**Action item**
Return every record verbatim, omitting all pictures.

**Element data from apps and pages**
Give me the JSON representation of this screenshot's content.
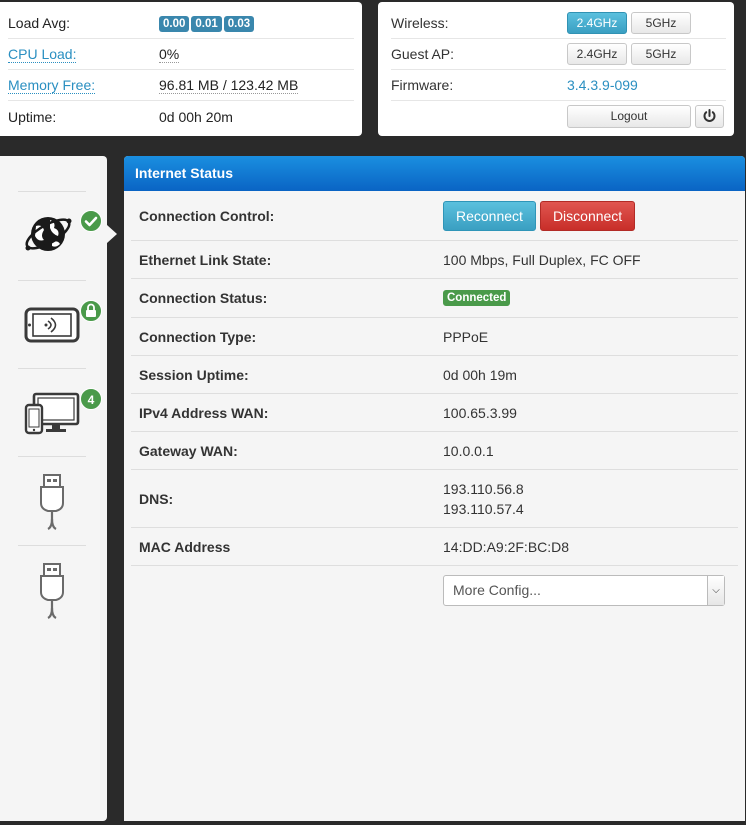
{
  "system": {
    "load_label": "Load Avg:",
    "load_values": [
      "0.00",
      "0.01",
      "0.03"
    ],
    "cpu_label": "CPU Load:",
    "cpu_value": "0%",
    "mem_label": "Memory Free:",
    "mem_value": "96.81 MB / 123.42 MB",
    "uptime_label": "Uptime:",
    "uptime_value": "0d 00h 20m"
  },
  "wireless": {
    "wireless_label": "Wireless:",
    "guest_label": "Guest AP:",
    "band_24": "2.4GHz",
    "band_5": "5GHz",
    "firmware_label": "Firmware:",
    "firmware_value": "3.4.3.9-099",
    "logout_label": "Logout"
  },
  "sidebar": {
    "items": [
      {
        "icon": "globe-icon",
        "badge_icon": "check-icon"
      },
      {
        "icon": "tablet-wifi-icon",
        "badge_icon": "lock-icon"
      },
      {
        "icon": "devices-icon",
        "badge": "4"
      },
      {
        "icon": "usb-icon"
      },
      {
        "icon": "usb-icon"
      }
    ]
  },
  "status": {
    "title": "Internet Status",
    "rows": {
      "control_label": "Connection Control:",
      "reconnect": "Reconnect",
      "disconnect": "Disconnect",
      "link_label": "Ethernet Link State:",
      "link_value": "100 Mbps, Full Duplex, FC OFF",
      "conn_status_label": "Connection Status:",
      "conn_status_value": "Connected",
      "conn_type_label": "Connection Type:",
      "conn_type_value": "PPPoE",
      "session_label": "Session Uptime:",
      "session_value": "0d 00h 19m",
      "ipv4_label": "IPv4 Address WAN:",
      "ipv4_value": "100.65.3.99",
      "gateway_label": "Gateway WAN:",
      "gateway_value": "10.0.0.1",
      "dns_label": "DNS:",
      "dns_values": [
        "193.110.56.8",
        "193.110.57.4"
      ],
      "mac_label": "MAC Address",
      "mac_value": "14:DD:A9:2F:BC:D8"
    },
    "more_config": "More Config..."
  },
  "colors": {
    "accent_blue": "#2a8fc1",
    "header_blue": "#0a64c4",
    "success_green": "#4a9a4a",
    "danger_red": "#c82e29",
    "info_cyan": "#5bc0de"
  }
}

**Written answer**
Give me the JSON representation of this screenshot's content.
{
  "system": {
    "load_label": "Load Avg:",
    "load_values": [
      "0.00",
      "0.01",
      "0.03"
    ],
    "cpu_label": "CPU Load:",
    "cpu_value": "0%",
    "mem_label": "Memory Free:",
    "mem_value": "96.81 MB / 123.42 MB",
    "uptime_label": "Uptime:",
    "uptime_value": "0d 00h 20m"
  },
  "wireless": {
    "wireless_label": "Wireless:",
    "guest_label": "Guest AP:",
    "band_24": "2.4GHz",
    "band_5": "5GHz",
    "firmware_label": "Firmware:",
    "firmware_value": "3.4.3.9-099",
    "logout_label": "Logout"
  },
  "sidebar": {
    "items": [
      {
        "icon": "globe-icon",
        "badge_icon": "check-icon"
      },
      {
        "icon": "tablet-wifi-icon",
        "badge_icon": "lock-icon"
      },
      {
        "icon": "devices-icon",
        "badge": "4"
      },
      {
        "icon": "usb-icon"
      },
      {
        "icon": "usb-icon"
      }
    ]
  },
  "status": {
    "title": "Internet Status",
    "rows": {
      "control_label": "Connection Control:",
      "reconnect": "Reconnect",
      "disconnect": "Disconnect",
      "link_label": "Ethernet Link State:",
      "link_value": "100 Mbps, Full Duplex, FC OFF",
      "conn_status_label": "Connection Status:",
      "conn_status_value": "Connected",
      "conn_type_label": "Connection Type:",
      "conn_type_value": "PPPoE",
      "session_label": "Session Uptime:",
      "session_value": "0d 00h 19m",
      "ipv4_label": "IPv4 Address WAN:",
      "ipv4_value": "100.65.3.99",
      "gateway_label": "Gateway WAN:",
      "gateway_value": "10.0.0.1",
      "dns_label": "DNS:",
      "dns_values": [
        "193.110.56.8",
        "193.110.57.4"
      ],
      "mac_label": "MAC Address",
      "mac_value": "14:DD:A9:2F:BC:D8"
    },
    "more_config": "More Config..."
  },
  "colors": {
    "accent_blue": "#2a8fc1",
    "header_blue": "#0a64c4",
    "success_green": "#4a9a4a",
    "danger_red": "#c82e29",
    "info_cyan": "#5bc0de"
  }
}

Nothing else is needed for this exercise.